  • adverse drug reactions;
  • antidepressants;
  • serotonin;
  • surgery;
  • bleeding risk;
  • meta-analysis;
  • pharmacoepidemiology

Abstract

Purpose

Serotonergic antidepressants (SADs) are one of the most widely prescribed group of drugs. Of late, the use of SADs is being associated with an increased risk of perioperative bleeding. However, the results are inconsistent. The present analysis was planned to evaluate the association between preoperative SADs use and the risk of bleeding/mortality in patients undergoing surgery.

Methods

Studies that had reported the effects of preoperative SADs use on the perioperative bleeding outcomes and/or mortality in adult patients undergoing surgical interventions were identified and evaluated for inclusion in the analysis. Outcomes evaluated were reoperation for bleeding event, requirement of blood/RBC transfusion and mortality. A meta-analysis was conducted, and a pooled estimate of odds ratio (OR) was calculated using the inverse variance method.

Results

Eight cohort studies, comprising a total of 79 976 SADs users and 485 336 non-antidepressant users were included in the final analysis. SADs use was not associated with increased risk of requirement of reoperation for bleeding event [OR = 1.48 (0.84−2.62)]. However, there was an increased requirement of transfusion [OR = 1.19(1.09−1.30)], which was not observed in the subgroup of patients undergoing coronary artery bypass graft (CABG) [OR = 1.06(0.90−1.24)]. SADs use was associated with a substantial increase in mortality [OR = 1.53 (1.15−2.04)] in patients undergoing CABG but not in the overall population [OR = 1.1 (0.99−1.22)].

Conclusions

Preoperative SADs use is associated with increased bleeding risk with respect to requirement of transfusion; nevertheless, the results should not be generalized to all surgical groups.
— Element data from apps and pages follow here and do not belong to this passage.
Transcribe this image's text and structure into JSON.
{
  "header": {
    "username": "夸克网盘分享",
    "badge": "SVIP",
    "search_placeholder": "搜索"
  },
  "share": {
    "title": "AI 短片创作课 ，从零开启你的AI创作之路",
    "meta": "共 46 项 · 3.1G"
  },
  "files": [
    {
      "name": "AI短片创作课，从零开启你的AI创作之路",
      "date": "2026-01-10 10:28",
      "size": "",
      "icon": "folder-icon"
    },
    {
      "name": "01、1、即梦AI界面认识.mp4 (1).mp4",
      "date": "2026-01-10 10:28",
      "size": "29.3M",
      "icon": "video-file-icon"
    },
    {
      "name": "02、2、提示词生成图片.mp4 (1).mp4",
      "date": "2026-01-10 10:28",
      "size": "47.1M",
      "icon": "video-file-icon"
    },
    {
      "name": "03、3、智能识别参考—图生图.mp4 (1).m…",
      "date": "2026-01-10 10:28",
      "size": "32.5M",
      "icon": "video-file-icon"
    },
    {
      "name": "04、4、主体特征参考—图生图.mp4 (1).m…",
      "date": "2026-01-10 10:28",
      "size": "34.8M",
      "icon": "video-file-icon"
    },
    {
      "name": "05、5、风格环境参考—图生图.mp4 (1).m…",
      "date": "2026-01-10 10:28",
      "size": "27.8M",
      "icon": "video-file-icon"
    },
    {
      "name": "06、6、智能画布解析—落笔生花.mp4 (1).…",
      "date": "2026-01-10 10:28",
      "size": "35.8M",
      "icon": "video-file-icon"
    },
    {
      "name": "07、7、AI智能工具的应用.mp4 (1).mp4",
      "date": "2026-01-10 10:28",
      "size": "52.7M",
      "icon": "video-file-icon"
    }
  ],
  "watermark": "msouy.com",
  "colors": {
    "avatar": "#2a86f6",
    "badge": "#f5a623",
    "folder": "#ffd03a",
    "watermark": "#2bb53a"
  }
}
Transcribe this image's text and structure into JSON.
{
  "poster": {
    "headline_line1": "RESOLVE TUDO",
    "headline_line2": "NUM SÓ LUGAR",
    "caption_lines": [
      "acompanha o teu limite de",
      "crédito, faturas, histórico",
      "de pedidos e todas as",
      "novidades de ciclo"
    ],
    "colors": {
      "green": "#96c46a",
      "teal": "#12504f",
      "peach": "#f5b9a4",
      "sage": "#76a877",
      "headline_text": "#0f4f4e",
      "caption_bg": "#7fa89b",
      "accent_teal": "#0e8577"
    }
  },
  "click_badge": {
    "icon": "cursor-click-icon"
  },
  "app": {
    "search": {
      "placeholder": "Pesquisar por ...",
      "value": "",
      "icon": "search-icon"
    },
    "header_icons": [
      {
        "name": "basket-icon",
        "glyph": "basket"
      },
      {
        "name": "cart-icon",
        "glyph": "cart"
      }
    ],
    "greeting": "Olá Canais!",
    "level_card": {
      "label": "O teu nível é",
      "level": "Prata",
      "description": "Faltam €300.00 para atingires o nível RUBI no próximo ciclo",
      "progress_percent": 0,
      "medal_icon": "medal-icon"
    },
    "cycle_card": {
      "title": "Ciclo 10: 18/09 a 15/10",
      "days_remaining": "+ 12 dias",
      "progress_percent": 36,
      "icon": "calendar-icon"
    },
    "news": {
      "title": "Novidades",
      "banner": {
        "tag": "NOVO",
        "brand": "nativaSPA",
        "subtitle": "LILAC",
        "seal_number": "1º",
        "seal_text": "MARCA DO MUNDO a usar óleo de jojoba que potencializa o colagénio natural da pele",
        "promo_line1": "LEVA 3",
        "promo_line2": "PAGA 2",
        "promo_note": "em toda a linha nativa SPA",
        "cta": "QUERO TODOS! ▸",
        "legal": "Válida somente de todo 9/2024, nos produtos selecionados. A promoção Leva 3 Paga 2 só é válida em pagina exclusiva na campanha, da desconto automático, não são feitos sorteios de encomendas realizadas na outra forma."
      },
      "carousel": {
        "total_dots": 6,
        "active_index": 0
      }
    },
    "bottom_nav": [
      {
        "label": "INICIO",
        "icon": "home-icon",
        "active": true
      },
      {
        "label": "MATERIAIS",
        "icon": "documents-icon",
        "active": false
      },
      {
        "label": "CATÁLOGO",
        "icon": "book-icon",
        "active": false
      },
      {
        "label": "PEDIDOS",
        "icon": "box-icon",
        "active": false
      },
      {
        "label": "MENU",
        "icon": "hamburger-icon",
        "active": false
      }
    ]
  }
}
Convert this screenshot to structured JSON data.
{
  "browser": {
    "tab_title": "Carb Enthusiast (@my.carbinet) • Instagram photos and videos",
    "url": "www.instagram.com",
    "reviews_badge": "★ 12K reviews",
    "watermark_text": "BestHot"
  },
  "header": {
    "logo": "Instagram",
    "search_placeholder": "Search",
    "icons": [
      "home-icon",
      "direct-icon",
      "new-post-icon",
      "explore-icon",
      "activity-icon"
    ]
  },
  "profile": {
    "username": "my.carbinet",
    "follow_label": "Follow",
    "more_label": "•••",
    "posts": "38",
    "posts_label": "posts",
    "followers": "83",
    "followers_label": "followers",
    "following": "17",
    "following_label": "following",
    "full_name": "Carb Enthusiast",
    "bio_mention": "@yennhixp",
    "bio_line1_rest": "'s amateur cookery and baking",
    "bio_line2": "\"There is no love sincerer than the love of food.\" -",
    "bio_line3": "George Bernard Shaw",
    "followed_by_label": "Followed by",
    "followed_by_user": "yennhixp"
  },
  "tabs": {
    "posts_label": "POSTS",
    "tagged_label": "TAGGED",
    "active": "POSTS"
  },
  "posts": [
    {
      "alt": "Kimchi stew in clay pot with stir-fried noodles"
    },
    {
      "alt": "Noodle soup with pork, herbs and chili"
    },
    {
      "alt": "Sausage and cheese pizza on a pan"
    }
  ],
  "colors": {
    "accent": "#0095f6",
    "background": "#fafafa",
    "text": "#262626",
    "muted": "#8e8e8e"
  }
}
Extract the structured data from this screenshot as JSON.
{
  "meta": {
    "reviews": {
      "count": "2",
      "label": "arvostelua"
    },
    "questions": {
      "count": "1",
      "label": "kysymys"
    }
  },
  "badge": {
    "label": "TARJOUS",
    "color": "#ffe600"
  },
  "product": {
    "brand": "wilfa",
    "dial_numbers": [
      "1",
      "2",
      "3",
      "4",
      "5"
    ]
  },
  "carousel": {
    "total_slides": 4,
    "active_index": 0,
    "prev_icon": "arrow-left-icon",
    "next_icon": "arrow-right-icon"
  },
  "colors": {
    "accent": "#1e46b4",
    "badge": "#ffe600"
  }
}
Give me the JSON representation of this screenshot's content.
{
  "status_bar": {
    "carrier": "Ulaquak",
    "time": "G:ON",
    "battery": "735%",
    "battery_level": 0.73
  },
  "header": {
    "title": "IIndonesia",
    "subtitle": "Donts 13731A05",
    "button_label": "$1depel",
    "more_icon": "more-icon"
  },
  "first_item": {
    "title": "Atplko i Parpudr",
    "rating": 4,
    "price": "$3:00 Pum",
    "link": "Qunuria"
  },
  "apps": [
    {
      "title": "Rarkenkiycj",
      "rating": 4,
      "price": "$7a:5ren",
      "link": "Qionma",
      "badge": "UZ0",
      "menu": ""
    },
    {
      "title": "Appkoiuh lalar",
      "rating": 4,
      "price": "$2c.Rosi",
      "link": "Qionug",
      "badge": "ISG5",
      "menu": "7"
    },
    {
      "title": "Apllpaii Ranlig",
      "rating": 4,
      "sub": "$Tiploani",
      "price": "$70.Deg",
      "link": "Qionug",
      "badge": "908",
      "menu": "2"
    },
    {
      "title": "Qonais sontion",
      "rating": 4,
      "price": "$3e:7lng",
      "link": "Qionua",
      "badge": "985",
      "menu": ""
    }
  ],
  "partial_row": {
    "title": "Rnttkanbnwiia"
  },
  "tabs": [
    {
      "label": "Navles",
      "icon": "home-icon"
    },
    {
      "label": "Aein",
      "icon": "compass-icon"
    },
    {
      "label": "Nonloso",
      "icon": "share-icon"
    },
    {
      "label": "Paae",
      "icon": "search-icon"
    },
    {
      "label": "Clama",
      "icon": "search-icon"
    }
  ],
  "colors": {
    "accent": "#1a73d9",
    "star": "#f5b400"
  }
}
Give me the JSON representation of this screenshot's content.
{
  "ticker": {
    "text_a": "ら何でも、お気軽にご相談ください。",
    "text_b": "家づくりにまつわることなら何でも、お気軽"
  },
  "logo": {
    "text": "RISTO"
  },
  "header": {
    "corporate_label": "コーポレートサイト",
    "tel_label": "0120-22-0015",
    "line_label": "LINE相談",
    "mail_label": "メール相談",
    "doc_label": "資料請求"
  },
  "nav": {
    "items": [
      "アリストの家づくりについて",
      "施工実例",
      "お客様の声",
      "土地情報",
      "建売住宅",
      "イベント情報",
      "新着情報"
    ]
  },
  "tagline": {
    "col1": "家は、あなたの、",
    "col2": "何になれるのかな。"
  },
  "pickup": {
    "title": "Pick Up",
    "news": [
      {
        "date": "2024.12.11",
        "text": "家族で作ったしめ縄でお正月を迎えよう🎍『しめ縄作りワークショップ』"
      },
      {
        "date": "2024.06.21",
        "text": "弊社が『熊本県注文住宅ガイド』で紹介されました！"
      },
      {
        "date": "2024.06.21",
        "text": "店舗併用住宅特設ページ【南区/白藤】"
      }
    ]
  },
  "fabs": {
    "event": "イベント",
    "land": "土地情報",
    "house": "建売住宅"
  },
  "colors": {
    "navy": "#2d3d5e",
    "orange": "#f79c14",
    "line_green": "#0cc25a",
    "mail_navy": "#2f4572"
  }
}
The divergence between bleeding risk and mortality in CABG surgery patients needs further evaluation.